More Safety Data Needed on Use of High-Risk Heart Devices in Women
Many Reasons for Gender Gap in Studies
Why the gender gap? The study authors suggest that the number of women with certain heart conditions may be underestimated. Researchers who have had approved applications have also said that their gender breakdown was similar to that of an older study without acknowledging the older study included greater proportions of men.
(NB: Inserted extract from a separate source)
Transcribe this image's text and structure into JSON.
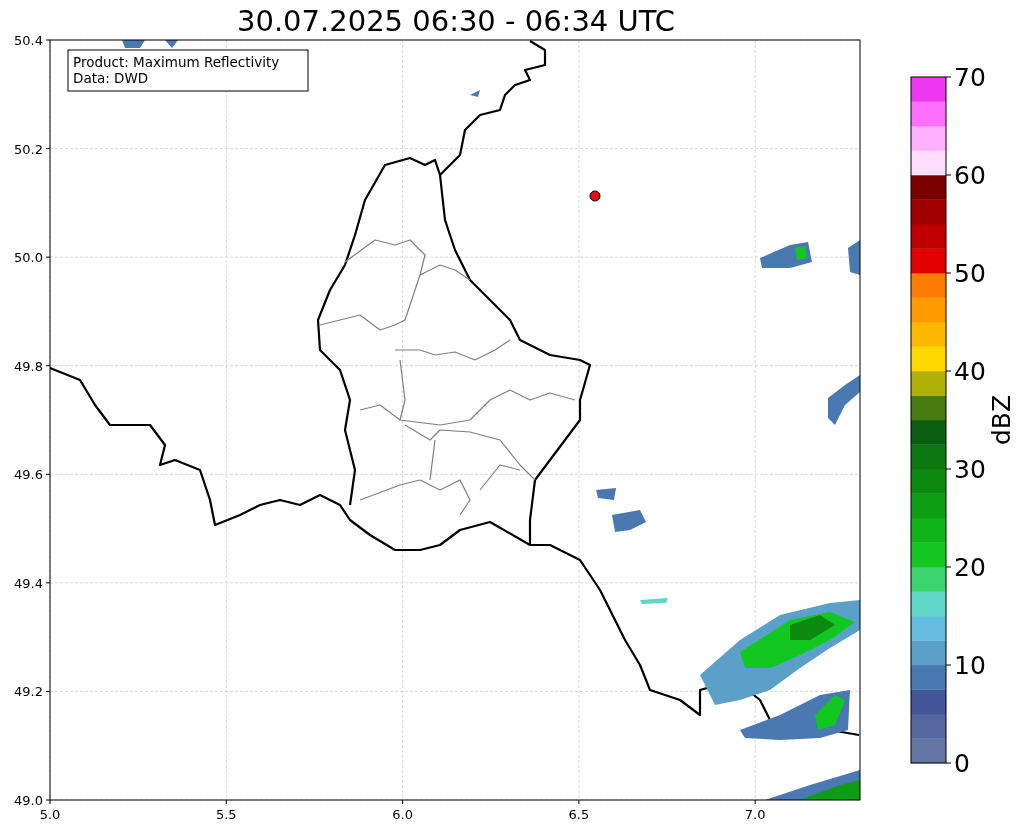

Women may be less likely to be referred to specialists, which could also affect recruitment.
Study authors, who were led by Rita F. Redberg, MD, professor of medicine and the director of Women’s Cardiovascular Services at the University of California in San Francisco, call for meaningful changes to the study review and approval process.
For example, the Heart Disease Education, Analysis and Treatment for Women Act, if passed, would mandate sex-specific data reporting and could help address the disparities seen in the new study.
They also suggest that approval applications be returned to the sender unless gender-specific data are included.
Room for Improvement
“We still have a long way to go to make sure that therapies are tested in women,” says Nieca Goldberg, MD, director of the Women’s Heart Program at New York University’s Langone Medical Center in New York City. “We need to make it easier for women to become aware of clinical trials and make it easier for them to enroll.”
She says that “we pretty much have a lot of data on aspirin and statins and a lot of women should be on statins or aspirin and some shouldn’t be,” she says. “This situation is one where we have a therapy indicated for a special reason and we may be using it in women when we don’t have as much information about the risks and benefits for them.”
“There is increased awareness about heart disease in women, and we have come a long way in that many more studies look at women,” she says.
Although there were no encouraging trends seen in the new study, a recent report did show that cardiac resynchronization therapy with a defibrillator is more effective in women than in men.